“You can make more friends in two months by becoming interested in other people than you can in two years by trying to get other people interested in you.” Dale Carnegie
In your role as a Service Excellence champion, you face some challenging encounters. Dale Carnegie’s classic book on management, How to Win Friends and Influence People, has a chapter on enhancing professional relationships (which can also be applied to your personal life). If you’re interested in understanding what makes people tick, this book might be for you!
The following best practices remind us that going back to basics is often the answer.
1. Be genuinely interested in other people.

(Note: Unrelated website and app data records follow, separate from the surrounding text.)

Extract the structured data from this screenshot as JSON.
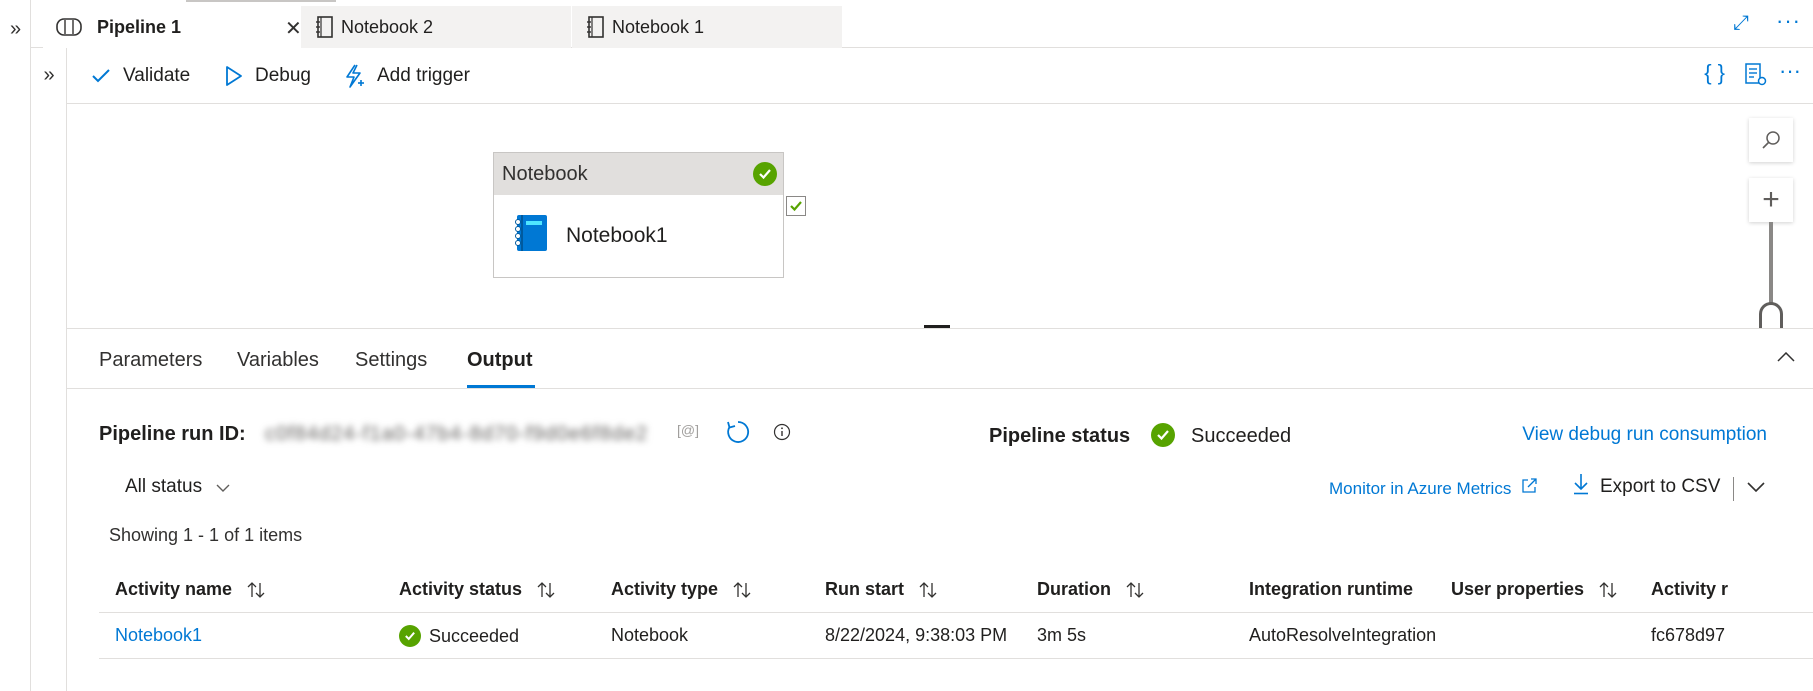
{
  "tabs": [
    {
      "label": "Pipeline 1",
      "icon": "pipeline-icon",
      "active": true
    },
    {
      "label": "Notebook 2",
      "icon": "notebook-tab-icon",
      "active": false
    },
    {
      "label": "Notebook 1",
      "icon": "notebook-tab-icon",
      "active": false
    }
  ],
  "toolbar": {
    "validate_label": "Validate",
    "debug_label": "Debug",
    "add_trigger_label": "Add trigger"
  },
  "canvas": {
    "activity": {
      "type_label": "Notebook",
      "name": "Notebook1",
      "status": "succeeded"
    }
  },
  "panel": {
    "tabs": [
      "Parameters",
      "Variables",
      "Settings",
      "Output"
    ],
    "active_tab": "Output",
    "run_id_label": "Pipeline run ID:",
    "run_id_value": "c0f84d24-f1a0-47b4-8d70-f9d0e6f8de2",
    "pipeline_status_label": "Pipeline status",
    "pipeline_status_value": "Succeeded",
    "debug_consumption_link": "View debug run consumption",
    "status_filter": "All status",
    "monitor_link": "Monitor in Azure Metrics",
    "export_label": "Export to CSV",
    "showing_text": "Showing 1 - 1 of 1 items"
  },
  "table": {
    "headers": [
      "Activity name",
      "Activity status",
      "Activity type",
      "Run start",
      "Duration",
      "Integration runtime",
      "User properties",
      "Activity r"
    ],
    "rows": [
      [
        "Notebook1",
        "Succeeded",
        "Notebook",
        "8/22/2024, 9:38:03 PM",
        "3m 5s",
        "AutoResolveIntegration",
        "",
        "fc678d97"
      ]
    ]
  },
  "colors": {
    "accent": "#0078d4",
    "success": "#57a300",
    "border": "#e1dfdd"
  }
}
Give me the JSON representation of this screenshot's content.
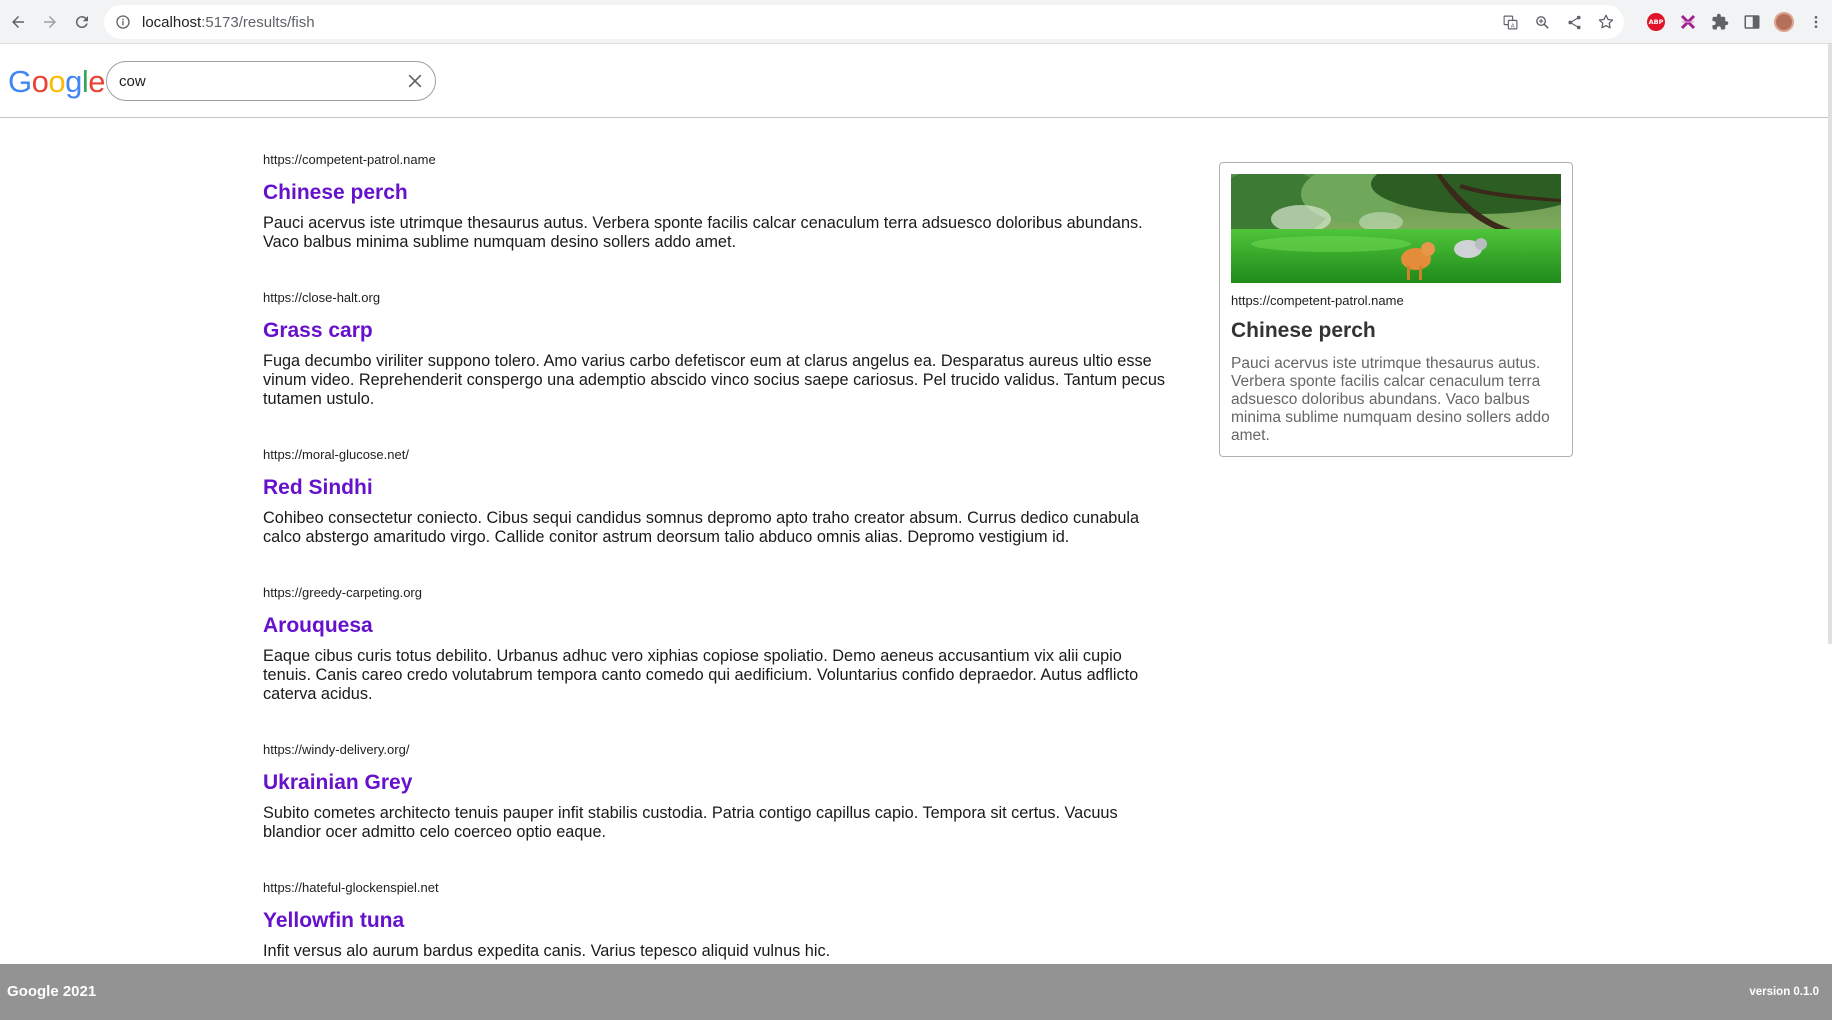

Developing a sincere interest in other people shows that you care. This goes a long way when you’re working at building productive partnerships and developing the loyalty of your clients, colleagues and employees.
Pretty basic, right? In service excellence, this will win you friends automatically! Have you ever noticed how you are easily drawn to someone smiling at you, even if you don’t know them? A smile goes a long way to break the ice. Carnegie says it well in his book: “You must have a good time meeting people if you expect them to have a good time meeting you!”
3. Remember that a person’s name is the most important sound in any language to that person.
Your name sets you apart and makes you unique. People put a lot of importance in their name. Just think of how it makes you feel when someone you do not know well or from higher management crosses paths with you in the hallway and says “Hi!” and uses your name. Admit it: doesn’t it feel good? Using someone’s name is as powerful as giving a compliment to someone.
4. Become a good conversationalist. Be a good listener and encourage others to talk about themselves.
“To be a good conversationalist, be an attentive listener. To be interesting, be interested. Ask questions that other persons will enjoy answering,” Carnegie writes. Just like using someone’s name is flattering to the other person, exhibiting good listening skills is also powerful. Remember that people prefer good listeners over good talkers. We all want to be heard!
5. To interest people, talk in terms of their interests.
“As all leaders know, the royal road to a person’s heart is to talk about the things he or she treasures most,” Carnegie wrote. No need to add to this!
6. Make the other person feel important – and do it sincerely.
When used sincerely (people can smell fakers a mile away!), this will make people like you instantly. This can be done in various ways: breaking the ice as you enter a meeting with someone new and taking interest in who they are; mentioning something you have observed or learned about that person, for example, a project this person is working on; or using proper courtesies when asking someone for help.
Nathalie Jacob – Manager, Training and Professional Development, Administrative Services